The revival of La Cage Aux Folles at the Longacre is glorious. The production, an import from the Menier Chocolate Factory in London, is scaled back, emphasizing the intimate nature of the story. But the real charm is watching the superb Douglas Hodge as Albin, alias Zaza, a singular cabaret diva, accompanied by a just-right Kelsey Grammer as the devoted Georges.
"I Am What I Am" isn't just Zaza's theme song; it should be the banner across the theater: I am what I am - and what I am, is a big, brassy hit!
The revival is beloved for its 20-year love story between Albin and Georges, beautifully captured in "Song on the Sand." When their young son Jean-Michel (A. J. Shively) announces he's going to marry the daughter (Elena Shaddow) of M. Dindon, a right-wing politician (Fred Applegate), they fret.
It gets worse: Jean-Michel doesn't want Albin to meet his prospective in-laws, fearing his feminine ways will end the nuptials. So he asks his father, Georges, to explain. He does -- and the expected emotional fireworks ensue. One of the enduring lessons of La Cage is its strong social message -- family comes in all forms. Those who disdain gay marriage aren't trumpeting family values; they are practicing bigotry. The two men have a happier union than the Dindons, which underscores the point.
La Cage is bold, racy entertainment, thanks to the Cagelles, who sing and dance beautifully, and a wonderfully campy, but tender script, courtesy of Harvey Fierstein's zippy book. In addition to the Cagelles, Robin De Jesus' turn as Jacob, the maid, and Christine Andreas' stylish Jacqueline, are sheer delights. Jerry Herman's music and lyrics are lush, smart and funny, and Matthew Wright's costumes bring it home. La Cage is a winner from the moment the curtain rises.
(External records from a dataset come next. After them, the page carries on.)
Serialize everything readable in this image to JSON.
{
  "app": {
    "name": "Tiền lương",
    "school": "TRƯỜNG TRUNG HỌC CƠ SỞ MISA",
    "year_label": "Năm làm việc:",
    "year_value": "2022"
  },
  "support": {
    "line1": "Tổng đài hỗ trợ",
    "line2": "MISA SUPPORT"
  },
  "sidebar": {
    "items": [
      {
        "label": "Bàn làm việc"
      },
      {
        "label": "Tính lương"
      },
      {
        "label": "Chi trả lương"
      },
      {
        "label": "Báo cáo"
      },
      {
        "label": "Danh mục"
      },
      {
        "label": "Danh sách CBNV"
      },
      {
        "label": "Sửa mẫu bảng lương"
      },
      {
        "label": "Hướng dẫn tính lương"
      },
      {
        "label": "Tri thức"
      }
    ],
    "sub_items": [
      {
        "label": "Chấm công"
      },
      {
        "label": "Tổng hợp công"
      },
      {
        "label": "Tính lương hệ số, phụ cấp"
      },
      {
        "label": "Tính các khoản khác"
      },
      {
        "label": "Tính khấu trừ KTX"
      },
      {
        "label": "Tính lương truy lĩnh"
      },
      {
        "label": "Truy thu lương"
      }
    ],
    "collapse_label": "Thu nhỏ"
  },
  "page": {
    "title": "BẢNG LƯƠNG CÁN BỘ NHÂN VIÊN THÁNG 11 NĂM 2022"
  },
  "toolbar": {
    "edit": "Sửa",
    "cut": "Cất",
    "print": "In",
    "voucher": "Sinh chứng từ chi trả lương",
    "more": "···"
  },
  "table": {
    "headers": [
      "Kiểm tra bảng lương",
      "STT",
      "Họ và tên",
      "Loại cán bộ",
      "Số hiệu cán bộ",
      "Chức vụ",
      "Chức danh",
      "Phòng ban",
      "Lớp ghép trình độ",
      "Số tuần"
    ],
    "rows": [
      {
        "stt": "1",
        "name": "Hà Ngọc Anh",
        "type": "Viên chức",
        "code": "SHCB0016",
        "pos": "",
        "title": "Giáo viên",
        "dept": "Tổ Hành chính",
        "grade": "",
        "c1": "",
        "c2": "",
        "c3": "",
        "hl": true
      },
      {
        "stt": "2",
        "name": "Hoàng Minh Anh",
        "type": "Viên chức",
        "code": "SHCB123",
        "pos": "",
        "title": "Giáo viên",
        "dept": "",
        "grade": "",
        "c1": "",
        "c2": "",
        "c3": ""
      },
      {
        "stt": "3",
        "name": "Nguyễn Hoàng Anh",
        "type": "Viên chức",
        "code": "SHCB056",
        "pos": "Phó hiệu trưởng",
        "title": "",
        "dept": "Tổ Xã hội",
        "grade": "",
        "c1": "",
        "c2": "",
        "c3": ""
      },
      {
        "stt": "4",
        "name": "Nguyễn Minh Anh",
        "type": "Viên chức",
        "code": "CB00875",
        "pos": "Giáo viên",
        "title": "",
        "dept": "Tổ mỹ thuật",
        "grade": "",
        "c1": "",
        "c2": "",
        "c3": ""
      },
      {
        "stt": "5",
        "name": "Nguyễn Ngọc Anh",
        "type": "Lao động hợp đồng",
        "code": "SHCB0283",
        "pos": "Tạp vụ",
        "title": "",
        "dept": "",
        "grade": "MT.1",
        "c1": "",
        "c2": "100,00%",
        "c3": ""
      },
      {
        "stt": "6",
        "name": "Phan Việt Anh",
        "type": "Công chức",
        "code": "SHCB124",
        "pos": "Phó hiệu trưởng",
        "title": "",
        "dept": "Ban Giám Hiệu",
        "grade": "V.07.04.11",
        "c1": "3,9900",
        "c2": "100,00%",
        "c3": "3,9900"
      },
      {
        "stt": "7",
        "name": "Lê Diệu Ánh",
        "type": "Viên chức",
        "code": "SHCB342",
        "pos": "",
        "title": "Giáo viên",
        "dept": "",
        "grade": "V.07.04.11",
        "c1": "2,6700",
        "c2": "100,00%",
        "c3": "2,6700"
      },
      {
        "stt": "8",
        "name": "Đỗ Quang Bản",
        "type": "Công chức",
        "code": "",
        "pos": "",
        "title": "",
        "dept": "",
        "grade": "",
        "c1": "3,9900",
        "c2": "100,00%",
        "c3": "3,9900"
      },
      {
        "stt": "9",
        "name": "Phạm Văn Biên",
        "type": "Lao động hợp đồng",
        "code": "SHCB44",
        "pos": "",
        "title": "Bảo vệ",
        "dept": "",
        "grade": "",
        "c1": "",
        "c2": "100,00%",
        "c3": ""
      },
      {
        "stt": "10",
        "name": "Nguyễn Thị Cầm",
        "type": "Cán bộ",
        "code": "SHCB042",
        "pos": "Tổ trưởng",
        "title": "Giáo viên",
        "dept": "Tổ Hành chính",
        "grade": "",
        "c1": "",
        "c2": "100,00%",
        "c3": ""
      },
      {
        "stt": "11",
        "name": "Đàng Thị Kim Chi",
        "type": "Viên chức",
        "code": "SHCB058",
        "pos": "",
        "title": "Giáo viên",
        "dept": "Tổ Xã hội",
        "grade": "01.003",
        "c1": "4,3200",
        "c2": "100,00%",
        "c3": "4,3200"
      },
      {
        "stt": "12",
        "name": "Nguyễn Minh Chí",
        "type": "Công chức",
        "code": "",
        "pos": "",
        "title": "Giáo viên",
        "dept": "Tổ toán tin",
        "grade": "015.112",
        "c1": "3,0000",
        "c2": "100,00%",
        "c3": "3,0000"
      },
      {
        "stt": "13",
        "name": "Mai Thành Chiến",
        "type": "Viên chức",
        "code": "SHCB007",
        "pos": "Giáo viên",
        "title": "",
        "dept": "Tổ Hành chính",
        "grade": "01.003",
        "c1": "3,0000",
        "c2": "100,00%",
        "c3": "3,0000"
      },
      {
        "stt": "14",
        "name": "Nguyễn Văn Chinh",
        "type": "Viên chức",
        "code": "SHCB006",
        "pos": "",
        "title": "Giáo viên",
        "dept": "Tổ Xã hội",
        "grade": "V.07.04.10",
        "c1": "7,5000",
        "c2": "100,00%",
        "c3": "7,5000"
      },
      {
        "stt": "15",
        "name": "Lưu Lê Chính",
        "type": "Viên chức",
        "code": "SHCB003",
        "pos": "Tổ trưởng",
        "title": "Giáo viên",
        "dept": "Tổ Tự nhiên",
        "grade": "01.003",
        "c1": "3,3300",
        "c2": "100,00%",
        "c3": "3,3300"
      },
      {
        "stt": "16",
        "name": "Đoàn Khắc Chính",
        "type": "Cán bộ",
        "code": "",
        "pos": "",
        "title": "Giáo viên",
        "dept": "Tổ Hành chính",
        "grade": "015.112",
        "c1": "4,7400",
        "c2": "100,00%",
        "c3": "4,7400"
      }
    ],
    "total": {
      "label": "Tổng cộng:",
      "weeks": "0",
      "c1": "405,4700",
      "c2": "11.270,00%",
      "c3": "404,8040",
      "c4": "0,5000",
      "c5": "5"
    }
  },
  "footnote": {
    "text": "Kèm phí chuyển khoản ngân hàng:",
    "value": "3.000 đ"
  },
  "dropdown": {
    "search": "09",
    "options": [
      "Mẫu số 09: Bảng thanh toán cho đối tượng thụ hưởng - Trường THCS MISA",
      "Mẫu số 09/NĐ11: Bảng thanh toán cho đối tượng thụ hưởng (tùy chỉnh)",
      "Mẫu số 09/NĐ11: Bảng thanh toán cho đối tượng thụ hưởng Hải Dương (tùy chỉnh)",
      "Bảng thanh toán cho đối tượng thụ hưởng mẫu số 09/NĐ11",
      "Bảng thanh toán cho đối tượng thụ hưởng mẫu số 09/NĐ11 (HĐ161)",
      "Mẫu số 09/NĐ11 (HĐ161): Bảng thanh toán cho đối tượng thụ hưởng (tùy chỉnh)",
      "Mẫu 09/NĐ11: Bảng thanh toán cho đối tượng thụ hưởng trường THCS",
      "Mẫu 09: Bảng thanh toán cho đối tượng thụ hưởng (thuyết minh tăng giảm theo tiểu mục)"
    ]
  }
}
So is Bloody Bloody Andrew Jackson -- but for completely different reasons. The high-voltage show now at the Public Theater, led by Benjamin Walker as Andrew Jackson, is 90 minutes of pounding entertainment. Walker is loaded with physical charisma and gives a terrifically charged performance.
He is joined by a talented cast, including Michael Dunn, Jeff Hiller, Lucas Near-Verbrugghe and Ben Steinfeld, who portray various important political figures, from Henry Clay to James Monroe. All relate key events from the 1820s and 1830s with humor and political smarts. Maria Elena Ramirez plays Jackson's long-suffering wife with heart.
Jackson was a divisive figure, which adds to the theatricality. He birthed the Democratic Party, was a raging populist and despised Eastern elites. While he won public acclaim for his exploits on the battlefield, he was also responsible for the greatest land grab in American history. The price: the resettling and death of thousands of Native Americans.
Several books have recently been published about our seventh president, but only Bloody Bloody Andrew Jackson romps through history with a rock score and comic sensibility. Alex Timbers has directed the show, which is a fast-moving education, with panache.
Strindberg, by contrast, is weighty, but never easy. The 19th-century dramatist specialized in complicated human relationships -- and he's most at home when his characters rage against each other. Love, sex and commitment are complicated notions. And in Creditors, now at BAM's Harvey Theater, the emotional debts are crushing.
The play, written during one of Strindberg's three nasty divorces, is an ode to marital unhappiness and mistrust. It's also electric, thanks to gripping performances by Anna Chancellor as the temptress Tekla, Tom Burke as Adolph, her weak, artistic husband, and Owen Teale as Gustav, her angry former spouse. They hurl accusations at each other with lightning speed, literally throwing themselves around the stage in a frenzy of emotion.
David Greig has adapted the play with an eye toward its darkly humorous moments. Strindberg was a master at mining hypocrisy and doubt; while his misogyny is well known, director Alan Rickman has extracted Creditors' wisdom and heartache with surgical precision.
The characters are honest and contradictory. Independent Tekla is enamored of youth; she loves Adolph, but is unnerved by his jealousy and obsessions. Gustav, chafing at his loss of Tekla, longs for revenge. Locked in battle, their travails are riveting -- a reminder that there are no victors on the marital front.